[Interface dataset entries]
------------------------------------------------------------

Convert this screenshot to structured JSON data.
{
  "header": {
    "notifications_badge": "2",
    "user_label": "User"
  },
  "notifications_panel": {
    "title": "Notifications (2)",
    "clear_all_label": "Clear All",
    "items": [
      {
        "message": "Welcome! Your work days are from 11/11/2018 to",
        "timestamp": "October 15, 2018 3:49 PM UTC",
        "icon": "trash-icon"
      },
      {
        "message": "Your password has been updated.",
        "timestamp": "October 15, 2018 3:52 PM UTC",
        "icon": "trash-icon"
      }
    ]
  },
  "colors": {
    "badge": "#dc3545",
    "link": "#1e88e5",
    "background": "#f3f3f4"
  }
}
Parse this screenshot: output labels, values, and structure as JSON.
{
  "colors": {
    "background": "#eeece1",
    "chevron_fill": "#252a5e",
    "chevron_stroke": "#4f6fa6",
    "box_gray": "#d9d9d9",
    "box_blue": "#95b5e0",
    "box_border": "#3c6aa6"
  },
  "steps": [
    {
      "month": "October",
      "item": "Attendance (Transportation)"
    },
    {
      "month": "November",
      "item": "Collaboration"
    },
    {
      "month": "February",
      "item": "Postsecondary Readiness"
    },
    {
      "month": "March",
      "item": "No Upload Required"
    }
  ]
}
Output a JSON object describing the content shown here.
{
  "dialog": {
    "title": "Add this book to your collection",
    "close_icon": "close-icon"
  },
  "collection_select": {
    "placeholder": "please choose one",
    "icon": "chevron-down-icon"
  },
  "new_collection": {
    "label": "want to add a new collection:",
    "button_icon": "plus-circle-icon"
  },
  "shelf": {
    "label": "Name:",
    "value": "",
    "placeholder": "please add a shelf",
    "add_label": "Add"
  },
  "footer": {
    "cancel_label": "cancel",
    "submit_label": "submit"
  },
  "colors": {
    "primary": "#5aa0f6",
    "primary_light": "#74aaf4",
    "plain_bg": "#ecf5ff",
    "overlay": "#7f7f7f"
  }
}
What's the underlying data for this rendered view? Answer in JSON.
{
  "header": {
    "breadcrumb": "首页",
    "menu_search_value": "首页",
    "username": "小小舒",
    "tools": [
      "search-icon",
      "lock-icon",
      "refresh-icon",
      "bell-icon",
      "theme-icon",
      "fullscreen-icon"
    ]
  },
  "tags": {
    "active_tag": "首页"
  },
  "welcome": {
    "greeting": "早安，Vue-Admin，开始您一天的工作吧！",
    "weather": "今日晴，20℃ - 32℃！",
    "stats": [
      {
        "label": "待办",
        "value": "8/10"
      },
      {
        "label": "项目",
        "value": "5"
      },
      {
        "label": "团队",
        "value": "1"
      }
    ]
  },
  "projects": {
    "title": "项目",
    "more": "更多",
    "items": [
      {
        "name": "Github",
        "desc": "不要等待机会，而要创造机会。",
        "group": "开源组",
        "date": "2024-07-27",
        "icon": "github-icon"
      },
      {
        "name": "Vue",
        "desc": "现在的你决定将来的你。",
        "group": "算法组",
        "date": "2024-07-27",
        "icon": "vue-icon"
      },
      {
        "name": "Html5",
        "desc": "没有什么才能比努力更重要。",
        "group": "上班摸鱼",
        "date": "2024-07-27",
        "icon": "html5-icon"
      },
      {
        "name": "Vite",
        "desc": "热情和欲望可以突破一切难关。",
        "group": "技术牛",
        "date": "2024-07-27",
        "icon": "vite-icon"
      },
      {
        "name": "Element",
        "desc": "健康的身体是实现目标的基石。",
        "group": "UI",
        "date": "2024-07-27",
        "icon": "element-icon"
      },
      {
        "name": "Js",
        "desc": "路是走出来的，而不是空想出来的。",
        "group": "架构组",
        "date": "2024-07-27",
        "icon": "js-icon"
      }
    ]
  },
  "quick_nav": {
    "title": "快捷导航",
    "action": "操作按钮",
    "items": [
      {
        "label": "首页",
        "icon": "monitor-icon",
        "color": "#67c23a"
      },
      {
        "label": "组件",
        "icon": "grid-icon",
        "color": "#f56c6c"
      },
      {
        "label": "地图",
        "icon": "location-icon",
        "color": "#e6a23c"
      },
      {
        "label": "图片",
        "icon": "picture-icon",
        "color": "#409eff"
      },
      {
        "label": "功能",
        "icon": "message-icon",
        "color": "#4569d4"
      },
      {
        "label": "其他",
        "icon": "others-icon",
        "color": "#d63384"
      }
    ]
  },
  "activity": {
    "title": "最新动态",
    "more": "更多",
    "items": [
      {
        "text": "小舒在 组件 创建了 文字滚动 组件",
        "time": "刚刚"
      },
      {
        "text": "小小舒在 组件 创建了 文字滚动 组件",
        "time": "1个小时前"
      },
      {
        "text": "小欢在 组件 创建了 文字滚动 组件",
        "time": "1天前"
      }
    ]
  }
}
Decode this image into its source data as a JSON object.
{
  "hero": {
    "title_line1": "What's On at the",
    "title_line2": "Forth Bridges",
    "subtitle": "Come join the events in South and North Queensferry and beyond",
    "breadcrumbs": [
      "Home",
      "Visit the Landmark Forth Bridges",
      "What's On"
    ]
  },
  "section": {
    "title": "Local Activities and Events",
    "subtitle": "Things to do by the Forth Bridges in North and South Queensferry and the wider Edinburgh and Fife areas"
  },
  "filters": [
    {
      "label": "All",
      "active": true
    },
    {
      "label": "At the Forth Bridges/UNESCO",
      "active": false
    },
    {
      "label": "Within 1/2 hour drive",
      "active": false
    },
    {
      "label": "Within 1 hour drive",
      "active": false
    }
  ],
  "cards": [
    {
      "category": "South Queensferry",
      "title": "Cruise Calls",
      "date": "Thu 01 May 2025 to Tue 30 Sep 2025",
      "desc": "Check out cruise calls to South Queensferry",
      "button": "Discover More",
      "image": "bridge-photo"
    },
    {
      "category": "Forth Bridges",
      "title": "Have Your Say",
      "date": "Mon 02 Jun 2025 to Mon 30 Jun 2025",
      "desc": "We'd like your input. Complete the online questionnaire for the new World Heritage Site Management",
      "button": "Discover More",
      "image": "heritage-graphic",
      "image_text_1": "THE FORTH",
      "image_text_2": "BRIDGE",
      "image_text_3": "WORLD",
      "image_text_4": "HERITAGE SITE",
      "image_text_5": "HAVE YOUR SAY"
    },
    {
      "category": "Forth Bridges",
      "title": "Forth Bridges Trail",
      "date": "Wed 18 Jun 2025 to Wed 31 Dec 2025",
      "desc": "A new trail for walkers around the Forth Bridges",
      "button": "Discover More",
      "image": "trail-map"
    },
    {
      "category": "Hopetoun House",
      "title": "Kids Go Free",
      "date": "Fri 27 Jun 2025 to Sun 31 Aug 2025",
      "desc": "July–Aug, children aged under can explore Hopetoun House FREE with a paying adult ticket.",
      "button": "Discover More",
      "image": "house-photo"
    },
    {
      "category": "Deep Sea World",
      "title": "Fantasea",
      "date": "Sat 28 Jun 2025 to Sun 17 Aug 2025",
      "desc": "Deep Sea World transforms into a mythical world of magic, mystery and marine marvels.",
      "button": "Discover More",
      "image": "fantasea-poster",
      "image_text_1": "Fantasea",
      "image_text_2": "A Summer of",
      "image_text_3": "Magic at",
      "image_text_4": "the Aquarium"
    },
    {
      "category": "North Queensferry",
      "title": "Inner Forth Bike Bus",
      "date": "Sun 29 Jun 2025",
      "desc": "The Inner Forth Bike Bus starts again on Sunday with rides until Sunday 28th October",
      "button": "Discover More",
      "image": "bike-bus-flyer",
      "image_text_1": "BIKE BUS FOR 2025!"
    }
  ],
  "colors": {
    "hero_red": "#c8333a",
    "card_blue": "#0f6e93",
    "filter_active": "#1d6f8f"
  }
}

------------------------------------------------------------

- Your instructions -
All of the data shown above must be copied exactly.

- Answer space -
Convert this screenshot to structured JSON data.
{
  "header": {
    "notifications_badge": "2",
    "user_label": "User"
  },
  "notifications_panel": {
    "title": "Notifications (2)",
    "clear_all_label": "Clear All",
    "items": [
      {
        "message": "Welcome! Your work days are from 11/11/2018 to",
        "timestamp": "October 15, 2018 3:49 PM UTC",
        "icon": "trash-icon"
      },
      {
        "message": "Your password has been updated.",
        "timestamp": "October 15, 2018 3:52 PM UTC",
        "icon": "trash-icon"
      }
    ]
  },
  "colors": {
    "badge": "#dc3545",
    "link": "#1e88e5",
    "background": "#f3f3f4"
  }
}
Parse this screenshot: output labels, values, and structure as JSON.
{
  "colors": {
    "background": "#eeece1",
    "chevron_fill": "#252a5e",
    "chevron_stroke": "#4f6fa6",
    "box_gray": "#d9d9d9",
    "box_blue": "#95b5e0",
    "box_border": "#3c6aa6"
  },
  "steps": [
    {
      "month": "October",
      "item": "Attendance (Transportation)"
    },
    {
      "month": "November",
      "item": "Collaboration"
    },
    {
      "month": "February",
      "item": "Postsecondary Readiness"
    },
    {
      "month": "March",
      "item": "No Upload Required"
    }
  ]
}
Output a JSON object describing the content shown here.
{
  "dialog": {
    "title": "Add this book to your collection",
    "close_icon": "close-icon"
  },
  "collection_select": {
    "placeholder": "please choose one",
    "icon": "chevron-down-icon"
  },
  "new_collection": {
    "label": "want to add a new collection:",
    "button_icon": "plus-circle-icon"
  },
  "shelf": {
    "label": "Name:",
    "value": "",
    "placeholder": "please add a shelf",
    "add_label": "Add"
  },
  "footer": {
    "cancel_label": "cancel",
    "submit_label": "submit"
  },
  "colors": {
    "primary": "#5aa0f6",
    "primary_light": "#74aaf4",
    "plain_bg": "#ecf5ff",
    "overlay": "#7f7f7f"
  }
}
What's the underlying data for this rendered view? Answer in JSON.
{
  "header": {
    "breadcrumb": "首页",
    "menu_search_value": "首页",
    "username": "小小舒",
    "tools": [
      "search-icon",
      "lock-icon",
      "refresh-icon",
      "bell-icon",
      "theme-icon",
      "fullscreen-icon"
    ]
  },
  "tags": {
    "active_tag": "首页"
  },
  "welcome": {
    "greeting": "早安，Vue-Admin，开始您一天的工作吧！",
    "weather": "今日晴，20℃ - 32℃！",
    "stats": [
      {
        "label": "待办",
        "value": "8/10"
      },
      {
        "label": "项目",
        "value": "5"
      },
      {
        "label": "团队",
        "value": "1"
      }
    ]
  },
  "projects": {
    "title": "项目",
    "more": "更多",
    "items": [
      {
        "name": "Github",
        "desc": "不要等待机会，而要创造机会。",
        "group": "开源组",
        "date": "2024-07-27",
        "icon": "github-icon"
      },
      {
        "name": "Vue",
        "desc": "现在的你决定将来的你。",
        "group": "算法组",
        "date": "2024-07-27",
        "icon": "vue-icon"
      },
      {
        "name": "Html5",
        "desc": "没有什么才能比努力更重要。",
        "group": "上班摸鱼",
        "date": "2024-07-27",
        "icon": "html5-icon"
      },
      {
        "name": "Vite",
        "desc": "热情和欲望可以突破一切难关。",
        "group": "技术牛",
        "date": "2024-07-27",
        "icon": "vite-icon"
      },
      {
        "name": "Element",
        "desc": "健康的身体是实现目标的基石。",
        "group": "UI",
        "date": "2024-07-27",
        "icon": "element-icon"
      },
      {
        "name": "Js",
        "desc": "路是走出来的，而不是空想出来的。",
        "group": "架构组",
        "date": "2024-07-27",
        "icon": "js-icon"
      }
    ]
  },
  "quick_nav": {
    "title": "快捷导航",
    "action": "操作按钮",
    "items": [
      {
        "label": "首页",
        "icon": "monitor-icon",
        "color": "#67c23a"
      },
      {
        "label": "组件",
        "icon": "grid-icon",
        "color": "#f56c6c"
      },
      {
        "label": "地图",
        "icon": "location-icon",
        "color": "#e6a23c"
      },
      {
        "label": "图片",
        "icon": "picture-icon",
        "color": "#409eff"
      },
      {
        "label": "功能",
        "icon": "message-icon",
        "color": "#4569d4"
      },
      {
        "label": "其他",
        "icon": "others-icon",
        "color": "#d63384"
      }
    ]
  },
  "activity": {
    "title": "最新动态",
    "more": "更多",
    "items": [
      {
        "text": "小舒在 组件 创建了 文字滚动 组件",
        "time": "刚刚"
      },
      {
        "text": "小小舒在 组件 创建了 文字滚动 组件",
        "time": "1个小时前"
      },
      {
        "text": "小欢在 组件 创建了 文字滚动 组件",
        "time": "1天前"
      }
    ]
  }
}
Decode this image into its source data as a JSON object.
{
  "hero": {
    "title_line1": "What's On at the",
    "title_line2": "Forth Bridges",
    "subtitle": "Come join the events in South and North Queensferry and beyond",
    "breadcrumbs": [
      "Home",
      "Visit the Landmark Forth Bridges",
      "What's On"
    ]
  },
  "section": {
    "title": "Local Activities and Events",
    "subtitle": "Things to do by the Forth Bridges in North and South Queensferry and the wider Edinburgh and Fife areas"
  },
  "filters": [
    {
      "label": "All",
      "active": true
    },
    {
      "label": "At the Forth Bridges/UNESCO",
      "active": false
    },
    {
      "label": "Within 1/2 hour drive",
      "active": false
    },
    {
      "label": "Within 1 hour drive",
      "active": false
    }
  ],
  "cards": [
    {
      "category": "South Queensferry",
      "title": "Cruise Calls",
      "date": "Thu 01 May 2025 to Tue 30 Sep 2025",
      "desc": "Check out cruise calls to South Queensferry",
      "button": "Discover More",
      "image": "bridge-photo"
    },
    {
      "category": "Forth Bridges",
      "title": "Have Your Say",
      "date": "Mon 02 Jun 2025 to Mon 30 Jun 2025",
      "desc": "We'd like your input. Complete the online questionnaire for the new World Heritage Site Management",
      "button": "Discover More",
      "image": "heritage-graphic",
      "image_text_1": "THE FORTH",
      "image_text_2": "BRIDGE",
      "image_text_3": "WORLD",
      "image_text_4": "HERITAGE SITE",
      "image_text_5": "HAVE YOUR SAY"
    },
    {
      "category": "Forth Bridges",
      "title": "Forth Bridges Trail",
      "date": "Wed 18 Jun 2025 to Wed 31 Dec 2025",
      "desc": "A new trail for walkers around the Forth Bridges",
      "button": "Discover More",
      "image": "trail-map"
    },
    {
      "category": "Hopetoun House",
      "title": "Kids Go Free",
      "date": "Fri 27 Jun 2025 to Sun 31 Aug 2025",
      "desc": "July–Aug, children aged under can explore Hopetoun House FREE with a paying adult ticket.",
      "button": "Discover More",
      "image": "house-photo"
    },
    {
      "category": "Deep Sea World",
      "title": "Fantasea",
      "date": "Sat 28 Jun 2025 to Sun 17 Aug 2025",
      "desc": "Deep Sea World transforms into a mythical world of magic, mystery and marine marvels.",
      "button": "Discover More",
      "image": "fantasea-poster",
      "image_text_1": "Fantasea",
      "image_text_2": "A Summer of",
      "image_text_3": "Magic at",
      "image_text_4": "the Aquarium"
    },
    {
      "category": "North Queensferry",
      "title": "Inner Forth Bike Bus",
      "date": "Sun 29 Jun 2025",
      "desc": "The Inner Forth Bike Bus starts again on Sunday with rides until Sunday 28th October",
      "button": "Discover More",
      "image": "bike-bus-flyer",
      "image_text_1": "BIKE BUS FOR 2025!"
    }
  ],
  "colors": {
    "hero_red": "#c8333a",
    "card_blue": "#0f6e93",
    "filter_active": "#1d6f8f"
  }
}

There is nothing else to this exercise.